    Cole showed me something about leadership over a couple tacos a few months ago….today he demonstrated that being successful “takes guts.”  Be like Cole, stick your neck out there, do what you love, do something.

    In another excerpt from his interview with Ira Glass, Cole reflected on his experience from Worlds of Fun:

    “well it’s an amusement park, I’m great at working at an amusement park”

    No way man….you’re a natural leader, an amazing public speaker and someone who inspired me today by reminding me that I can do anything.  It just takes guts.


    Keep up with Cole…he’s going places: (check back soon for updates and speaking requests…he has a great story to tell!)

    @colelindbergh (for fun tweets and random wisdom) (for those times when you need someone to write you a song)



    AUTHOR: // CATEGORY: Life Lessons, Marketing Brilliance, Mobile Tech


    As many of you know, I found a love for hack-a-thons after participating in a company sponsored event focused on mobile app development.  I learned a lot and found some useful tips in how the hack-a-thon concept can translate well into any field, not just the techie side of your business.

    Over the weekend I participated in another hack-a-thon: the Global Service Jam right here in Kansas City.  The event attracted around 15-20 young professionals from the area with a variety of skill sets, but one common goal:  “stop talking” and “start building”

    The Global Service Jam is a world-wide organization with participants in over 100 cities working toward a solution within a common theme.  This year’s theme was “Grow^” (which our group interpreted as “Grow Up”).  From there it was up to us to define a problem related to the “Grow Up” theme and begin building a solution.  My team focused in on increasing financial acumen among young children (helping them “Grow Up” financially).  We aimed to develop a service that would allow parents to include their children in real world financial decisions, not just abstract conversations about money or allowances.

    Over the next 48 hours we went to work; defining a target customer, thinking through a whole bunch of prototypes and eventually narrowing our focus to the grocery store and all of the teachable moments that live within that eco-system.  We built a prototype application that breaks shopping trips into three categories related to financial acumen, utilizing two cute monsters by the name of Eenie and Meenie to keep the child engaged:
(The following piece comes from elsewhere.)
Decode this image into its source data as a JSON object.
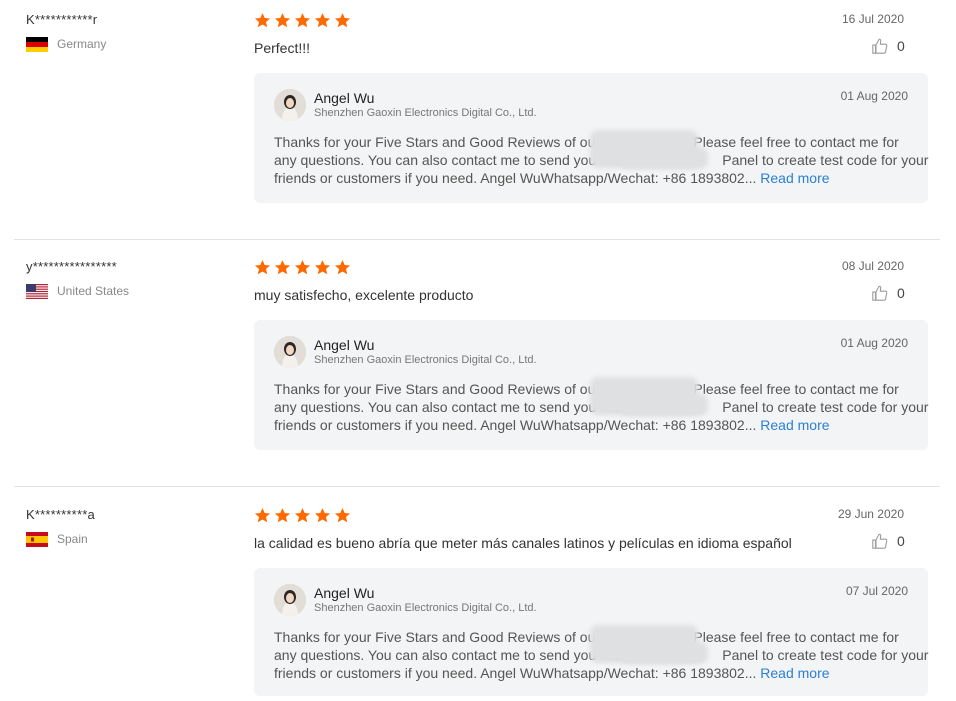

    1)  Needs vs. Wants – Creating the grocery list adhering to a shopping budget

    2)  Cost & Value – Comparison shopping in store

    3)  Feedback & Reward – Total target to budget and savings
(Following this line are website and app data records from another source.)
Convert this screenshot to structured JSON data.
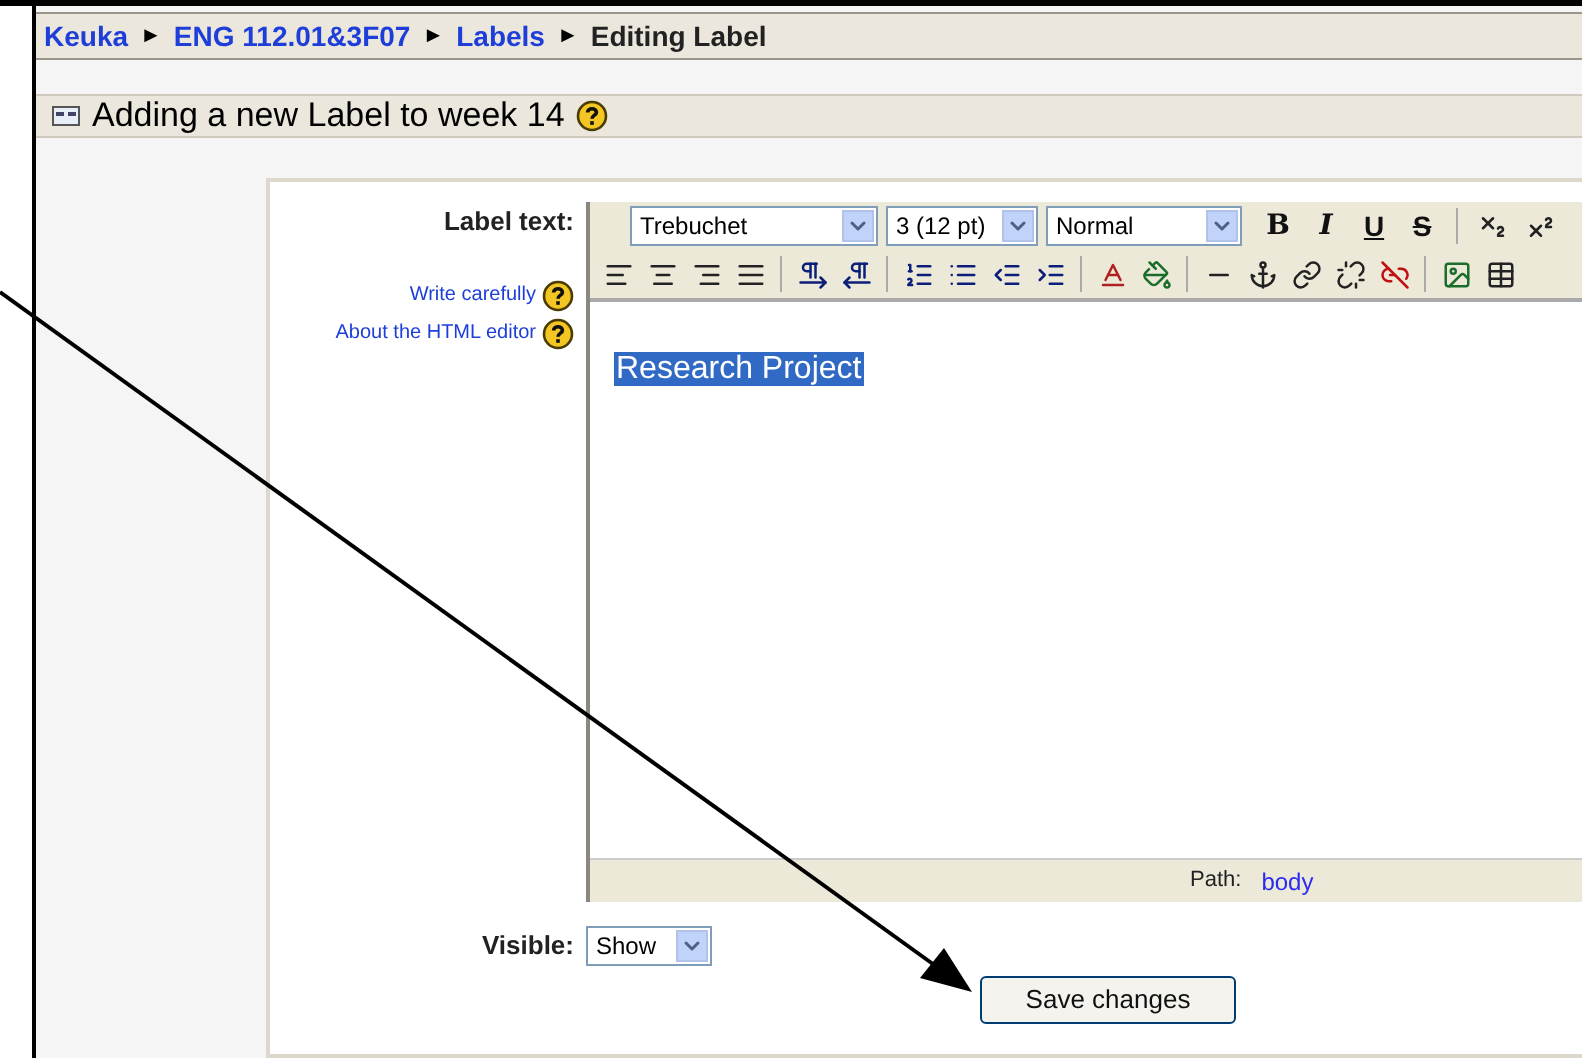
{
  "breadcrumb": [
    {
      "label": "Keuka",
      "kind": "link"
    },
    {
      "label": "ENG 112.01&3F07",
      "kind": "link"
    },
    {
      "label": "Labels",
      "kind": "link"
    },
    {
      "label": "Editing Label",
      "kind": "current"
    }
  ],
  "breadcrumb_separator": "►",
  "heading": "Adding a new Label to week 14",
  "form": {
    "label_text": "Label text:",
    "help_links": [
      "Write carefully",
      "About the HTML editor"
    ],
    "editor": {
      "font": "Trebuchet",
      "size": "3 (12 pt)",
      "format": "Normal",
      "format_buttons": [
        "B",
        "I",
        "U",
        "S"
      ],
      "content": "Research Project",
      "content_selected": true,
      "path_label": "Path:",
      "path_value": "body"
    },
    "visible_label": "Visible:",
    "visible_value": "Show",
    "save_button": "Save changes"
  }
}
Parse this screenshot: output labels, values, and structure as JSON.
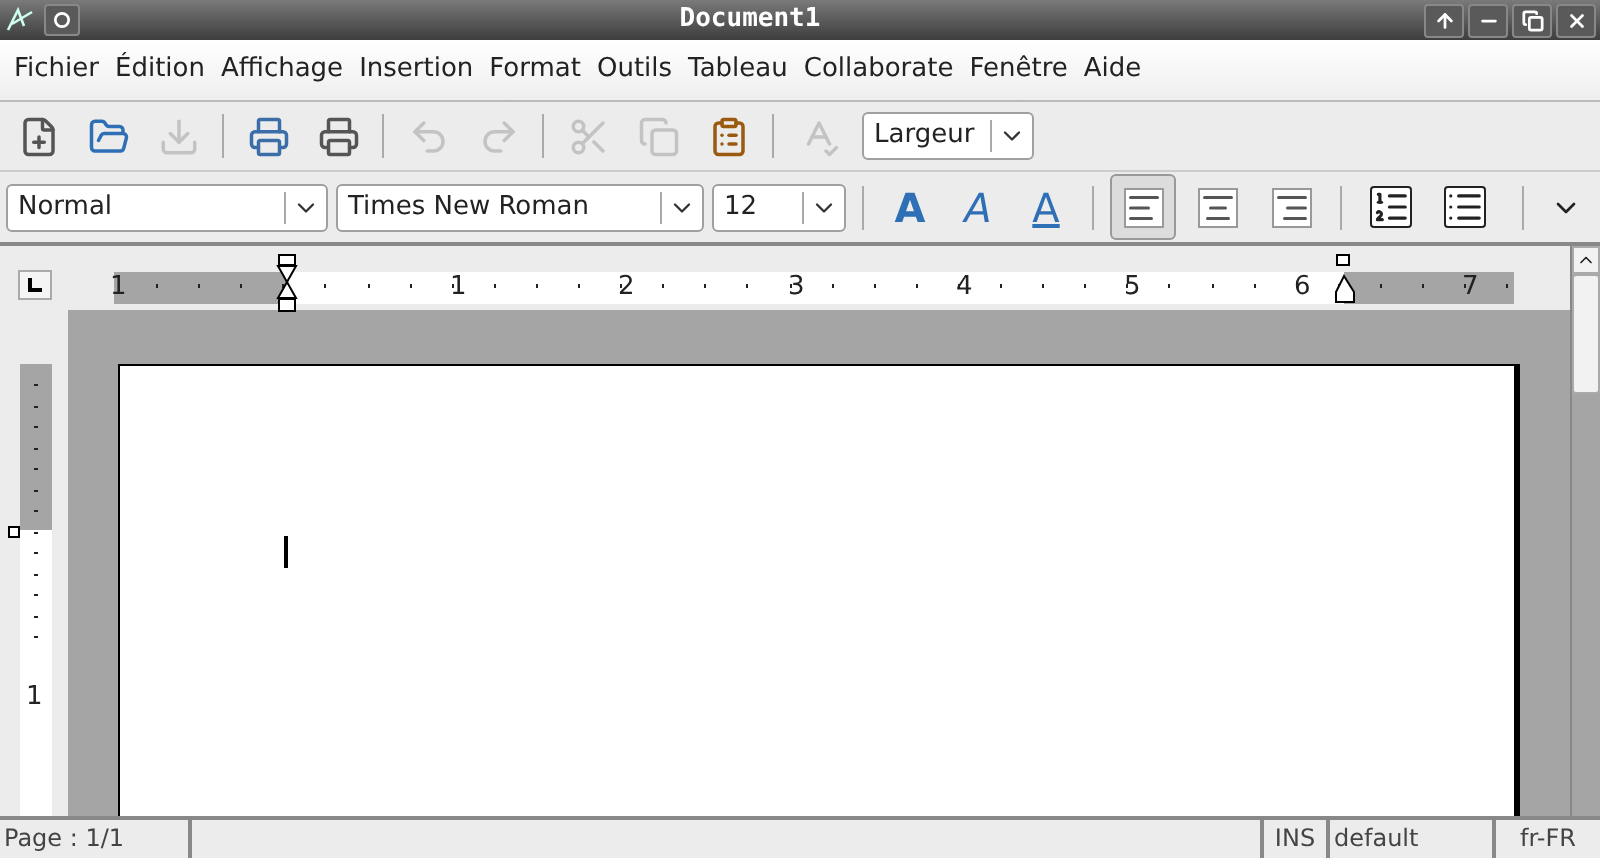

    We produced a VERY poorly acted video showcasing a shopping trip before and after our solution:



    Needless to say….I had a blast.  I went into this with a little apprehension, knowing that my precious weekend was basically shot.  I justified the trade-off hoping to push my skills to the limit, comfortable with the fact that I would be extremely aggressive and never worry about failure as an outcome (something most of us aren’t OK with in our day jobs).
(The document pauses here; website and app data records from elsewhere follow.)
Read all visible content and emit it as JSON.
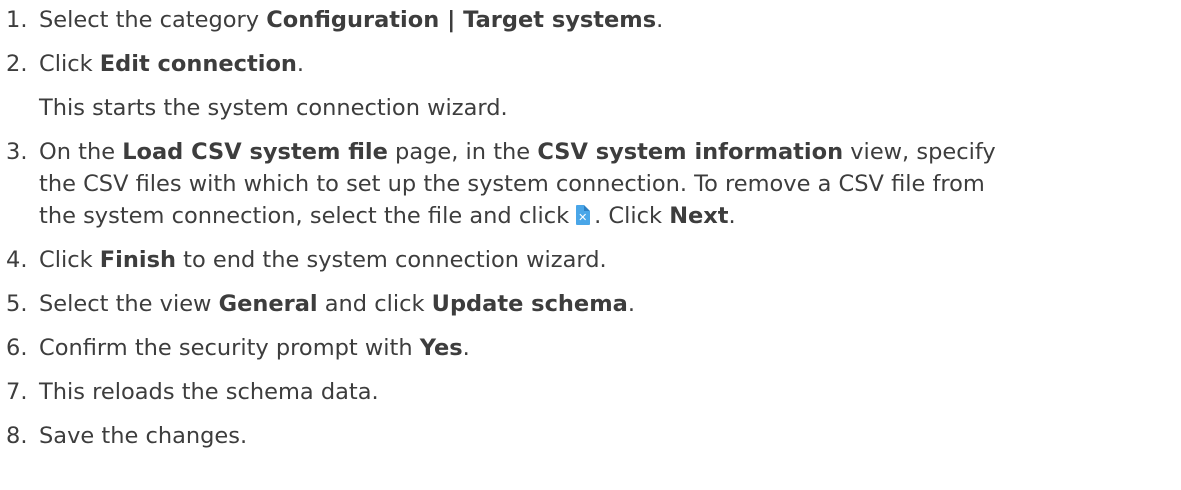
{
  "steps": [
    {
      "num": "1.",
      "t1": "Select the category ",
      "b1": "Configuration | Target systems",
      "t2": "."
    },
    {
      "num": "2.",
      "t1": "Click ",
      "b1": "Edit connection",
      "t2": ".",
      "sub": "This starts the system connection wizard."
    },
    {
      "num": "3.",
      "t1": "On the ",
      "b1": "Load CSV system file",
      "t2": " page, in the ",
      "b2": "CSV system information",
      "t3": " view, specify",
      "line2": "the CSV files with which to set up the system connection. To remove a CSV file from",
      "line3a": "the system connection, select the file and click",
      "icon": "remove-csv-file-icon",
      "line3b": ". Click ",
      "b3": "Next",
      "line3c": "."
    },
    {
      "num": "4.",
      "t1": "Click ",
      "b1": "Finish",
      "t2": " to end the system connection wizard."
    },
    {
      "num": "5.",
      "t1": "Select the view ",
      "b1": "General",
      "t2": " and click ",
      "b2": "Update schema",
      "t3": "."
    },
    {
      "num": "6.",
      "t1": "Confirm the security prompt with ",
      "b1": "Yes",
      "t2": "."
    },
    {
      "num": "7.",
      "t1": "This reloads the schema data."
    },
    {
      "num": "8.",
      "t1": "Save the changes."
    }
  ]
}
    In addition, I made some connections that will last a lifetime with some EXTREMELY talented people from the KC area.  When you put a whole bunch of people in a room who are willing to gamble their weekend away to an opportunity like this…amazing things happen.

    What happens next is the key…  Hack-a-thons are a blast for rapid prototyping, product/service development and a little personal discovery.  You’re completely spent mentally and you walk away with something tangible to show people.  Turning that tangible thing into something commercially viable is the next bridge to cross…but that will be the subject of my next blog post :-)

    Thank you to the Global Service Jam organization, thank you to the local KC chapter,  and more than anything…thank you to the VERY talented people who decided to give up a weekend to come hack with me.  I’ll never forget it!

    Follow the Kansas City Global Service Jam organization for announcements on the Fall Jam…..I’ll be there.  If you want to DO SOMETHING, you should be too: